The concept isn’t new, but each?year, designers delight us with a fresh interpretation of wearable art. MARIE KELLY has designs on more than one masterpiece this season.
Designers often treat their clothes as garments and more as blank canvases. This is not new to SS16. As far back as 1937, Italian fashion designer Elsa Schiaparelli collaborated with Salvador?Dal? on a fantastical lobster-print gown of silk organza and synthetic horsehair. During his tenure at Louis Vuitton, Marc Jacobs collaborated with renowned artists such as Stephen Sprouse and Takashi Murakami on accessories for the French fashion house.
But these days, the fusion of fashion and art is commonplace, and doesn’t have to involve a collaboration. Designers from Lanvin to Marni have become masters of a kind of “painterly” aesthetic, creating pieces worthy of being hung on a gallery wall, while Dries Van Noten is recognised as an unqualified print master. His jacquard patterns, peacock plumage designs and Art Deco-inspired motifs are celebrated well beyond the boundaries of the fashion community. Indeed in 2014, a retrospective of the Belgian designer’s work was celebrated at the?Mus?e des Arts D?coratifs in Paris.
His designs were displayed alongside those artists who have inspired him, from Rothko to Hirst. This trend works in reverse too. Irish artist Helen Steele has moved seamlessly into fashion design since 2010, when she collaboratd with Harvey Nichols on its SS10 show. In 2011, she and fashion designer Joanne Hynes created a capsule collection called Les Guerriers, which featured kaleidoscopic prints from Steele’s archive.
Last year, artist Hazel Greene won Accessory Designer of the Year at the Irish Fashion ?Innovation Awardsd for her silk print scarves, while Jennifer Rothwell’s commemorative 1916 menswear prints are inspired by stained glass artist Harry Clarke.
Like every trend that begins on the international catwalks, wearable art has been filtering down to the high street for some time. Artist Jeff Koons collaborated with mass market retailer H&M in 2014, while iconic denim brand J Brand released a gradient spray-painted style of jean designed by contemporary American artist Rob Pruitt the same year.
If fashion designers are inspired to create sartorial works of art by the artist whose pieces they most admire, it’s not suprising that many women, myself among them, are drawn to the same aesthetic, whether shopping for clothes or art. The Tony O’Malley print that hangs above my bed, for instance, is an abstract painting that I’d happily transfer onto a silk dress, while the Felim Egan watercolours in my living room would translate onto a cashmere top or tshirt. On seeing Pucci’s SS16 show, it reminded me first and foremost of an Eric Patton landscape that I love and made me covet a piece from the collection more than I might have otherwise.

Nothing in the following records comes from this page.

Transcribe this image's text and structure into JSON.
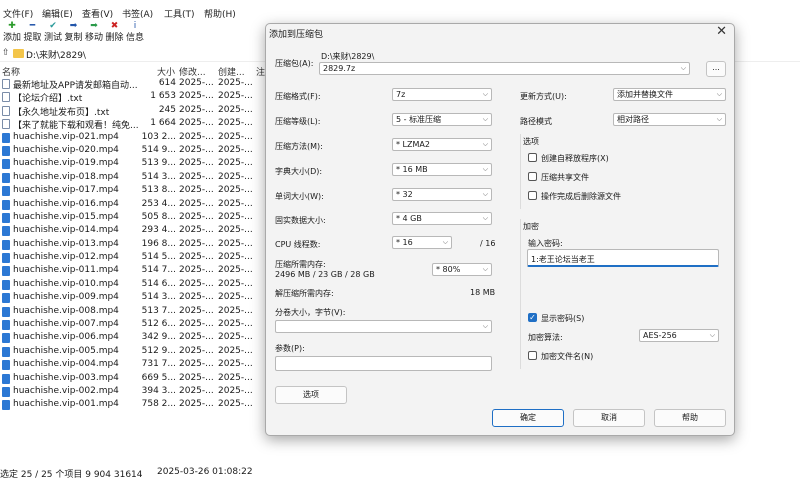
{
  "menu": [
    "文件(F)",
    "编辑(E)",
    "查看(V)",
    "书签(A)",
    "工具(T)",
    "帮助(H)"
  ],
  "toolbar": [
    {
      "label": "添加",
      "icon": "add-icon",
      "glyph": "✚",
      "color": "#2b9b2b"
    },
    {
      "label": "提取",
      "icon": "extract-icon",
      "glyph": "━",
      "color": "#2255aa"
    },
    {
      "label": "测试",
      "icon": "test-icon",
      "glyph": "✔",
      "color": "#2a9a9a"
    },
    {
      "label": "复制",
      "icon": "copy-icon",
      "glyph": "➡",
      "color": "#2255aa"
    },
    {
      "label": "移动",
      "icon": "move-icon",
      "glyph": "➡",
      "color": "#2a9a4a"
    },
    {
      "label": "删除",
      "icon": "delete-icon",
      "glyph": "✖",
      "color": "#cc2222"
    },
    {
      "label": "信息",
      "icon": "info-icon",
      "glyph": "i",
      "color": "#2255aa"
    }
  ],
  "address": "D:\\来财\\2829\\",
  "columns": {
    "name": "名称",
    "size": "大小",
    "modified": "修改...",
    "created": "创建...",
    "note": "注"
  },
  "files": [
    {
      "name": "最新地址及APP请发邮箱自动...",
      "size": "614",
      "mod": "2025-...",
      "cre": "2025-...",
      "type": "txt"
    },
    {
      "name": "【论坛介绍】.txt",
      "size": "1 653",
      "mod": "2025-...",
      "cre": "2025-...",
      "type": "txt"
    },
    {
      "name": "【永久地址发布页】.txt",
      "size": "245",
      "mod": "2025-...",
      "cre": "2025-...",
      "type": "txt"
    },
    {
      "name": "【来了就能下载和观看！纯免...",
      "size": "1 664",
      "mod": "2025-...",
      "cre": "2025-...",
      "type": "txt"
    },
    {
      "name": "huachishe.vip-021.mp4",
      "size": "103 2...",
      "mod": "2025-...",
      "cre": "2025-...",
      "type": "mp4"
    },
    {
      "name": "huachishe.vip-020.mp4",
      "size": "514 9...",
      "mod": "2025-...",
      "cre": "2025-...",
      "type": "mp4"
    },
    {
      "name": "huachishe.vip-019.mp4",
      "size": "513 9...",
      "mod": "2025-...",
      "cre": "2025-...",
      "type": "mp4"
    },
    {
      "name": "huachishe.vip-018.mp4",
      "size": "514 3...",
      "mod": "2025-...",
      "cre": "2025-...",
      "type": "mp4"
    },
    {
      "name": "huachishe.vip-017.mp4",
      "size": "513 8...",
      "mod": "2025-...",
      "cre": "2025-...",
      "type": "mp4"
    },
    {
      "name": "huachishe.vip-016.mp4",
      "size": "253 4...",
      "mod": "2025-...",
      "cre": "2025-...",
      "type": "mp4"
    },
    {
      "name": "huachishe.vip-015.mp4",
      "size": "505 8...",
      "mod": "2025-...",
      "cre": "2025-...",
      "type": "mp4"
    },
    {
      "name": "huachishe.vip-014.mp4",
      "size": "293 4...",
      "mod": "2025-...",
      "cre": "2025-...",
      "type": "mp4"
    },
    {
      "name": "huachishe.vip-013.mp4",
      "size": "196 8...",
      "mod": "2025-...",
      "cre": "2025-...",
      "type": "mp4"
    },
    {
      "name": "huachishe.vip-012.mp4",
      "size": "514 5...",
      "mod": "2025-...",
      "cre": "2025-...",
      "type": "mp4"
    },
    {
      "name": "huachishe.vip-011.mp4",
      "size": "514 7...",
      "mod": "2025-...",
      "cre": "2025-...",
      "type": "mp4"
    },
    {
      "name": "huachishe.vip-010.mp4",
      "size": "514 6...",
      "mod": "2025-...",
      "cre": "2025-...",
      "type": "mp4"
    },
    {
      "name": "huachishe.vip-009.mp4",
      "size": "514 3...",
      "mod": "2025-...",
      "cre": "2025-...",
      "type": "mp4"
    },
    {
      "name": "huachishe.vip-008.mp4",
      "size": "513 7...",
      "mod": "2025-...",
      "cre": "2025-...",
      "type": "mp4"
    },
    {
      "name": "huachishe.vip-007.mp4",
      "size": "512 6...",
      "mod": "2025-...",
      "cre": "2025-...",
      "type": "mp4"
    },
    {
      "name": "huachishe.vip-006.mp4",
      "size": "342 9...",
      "mod": "2025-...",
      "cre": "2025-...",
      "type": "mp4"
    },
    {
      "name": "huachishe.vip-005.mp4",
      "size": "512 9...",
      "mod": "2025-...",
      "cre": "2025-...",
      "type": "mp4"
    },
    {
      "name": "huachishe.vip-004.mp4",
      "size": "731 7...",
      "mod": "2025-...",
      "cre": "2025-...",
      "type": "mp4"
    },
    {
      "name": "huachishe.vip-003.mp4",
      "size": "669 5...",
      "mod": "2025-...",
      "cre": "2025-...",
      "type": "mp4"
    },
    {
      "name": "huachishe.vip-002.mp4",
      "size": "394 3...",
      "mod": "2025-...",
      "cre": "2025-...",
      "type": "mp4"
    },
    {
      "name": "huachishe.vip-001.mp4",
      "size": "758 2...",
      "mod": "2025-...",
      "cre": "2025-...",
      "type": "mp4"
    }
  ],
  "status": {
    "selection": "选定 25 / 25 个项目 9 904 31614",
    "datetime": "2025-03-26 01:08:22"
  },
  "dialog": {
    "title": "添加到压缩包",
    "archive_label": "压缩包(A):",
    "archive_dir": "D:\\来财\\2829\\",
    "archive_name": "2829.7z",
    "browse_label": "...",
    "format_label": "压缩格式(F):",
    "format_value": "7z",
    "level_label": "压缩等级(L):",
    "level_value": "5 - 标准压缩",
    "method_label": "压缩方法(M):",
    "method_value": "*  LZMA2",
    "dict_label": "字典大小(D):",
    "dict_value": "*  16 MB",
    "word_label": "单词大小(W):",
    "word_value": "*  32",
    "solid_label": "固实数据大小:",
    "solid_value": "*  4 GB",
    "cpu_label": "CPU 线程数:",
    "cpu_value": "*  16",
    "cpu_total": "/ 16",
    "mem_label": "压缩所需内存:",
    "mem_value": "2496 MB / 23 GB / 28 GB",
    "mem_pct": "*  80%",
    "decomp_label": "解压缩所需内存:",
    "decomp_value": "18 MB",
    "split_label": "分卷大小，字节(V):",
    "params_label": "参数(P):",
    "options_button": "选项",
    "update_label": "更新方式(U):",
    "update_value": "添加并替换文件",
    "pathmode_label": "路径模式",
    "pathmode_value": "相对路径",
    "options_group": "选项",
    "opt_sfx": "创建自释放程序(X)",
    "opt_shared": "压缩共享文件",
    "opt_delete": "操作完成后删除源文件",
    "encrypt_group": "加密",
    "pw_label": "输入密码:",
    "pw_value": "1:老王论坛当老王",
    "show_pw": "显示密码(S)",
    "enc_method_label": "加密算法:",
    "enc_method_value": "AES-256",
    "enc_names": "加密文件名(N)",
    "ok": "确定",
    "cancel": "取消",
    "help": "帮助"
  }
}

This season, Lanvin, Acne and Pucci have embraced the trend with gusto, but in very different guises, the former reimagining urban art influences while the latter, soft toned impressionist prints. At Viktor & Rolf it all about shape, with silhouettes unapologetically sculptural – perhaps more art for arts sake than wearable art. But if you can pull off one of their Picasso-inspired modular dresses, go for it. Me? I’ll be channeling a more subtle take on the trend – Christopher Kane for my wardrobe and Ciar?n?Lennon for my wall.

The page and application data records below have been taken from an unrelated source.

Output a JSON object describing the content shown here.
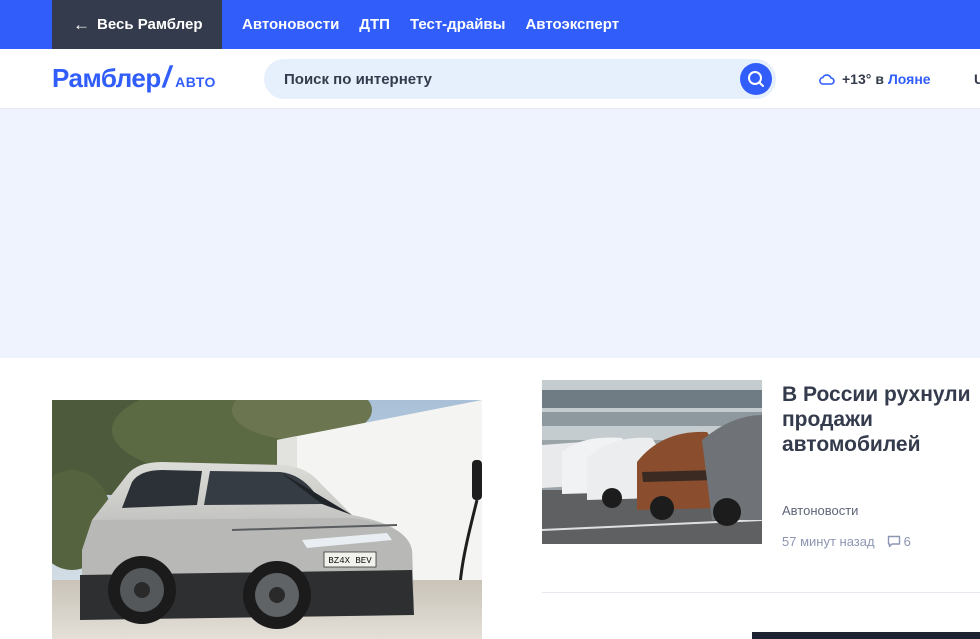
{
  "topbar": {
    "back_label": "Весь Рамблер",
    "nav": [
      "Автоновости",
      "ДТП",
      "Тест-драйвы",
      "Автоэксперт"
    ]
  },
  "header": {
    "logo_main": "Рамблер",
    "logo_slash": "/",
    "logo_sub": "АВТО",
    "search_placeholder": "Поиск по интернету",
    "weather": {
      "icon": "cloud-icon",
      "temp": "+13°",
      "in": "в",
      "city": "Лояне"
    },
    "cut_text": "U"
  },
  "content": {
    "main_image_alt": "",
    "side_article": {
      "title": "В России рухнули продажи автомобилей",
      "category": "Автоновости",
      "time": "57 минут назад",
      "comments": "6"
    }
  },
  "colors": {
    "brand_blue": "#315efb",
    "dark_button": "#343b4c",
    "ad_bg": "#eef3fd",
    "text_dark": "#343b4c",
    "text_muted": "#8d96b2"
  }
}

This article originally appeared in the April issue of IMAGE – on shelves now.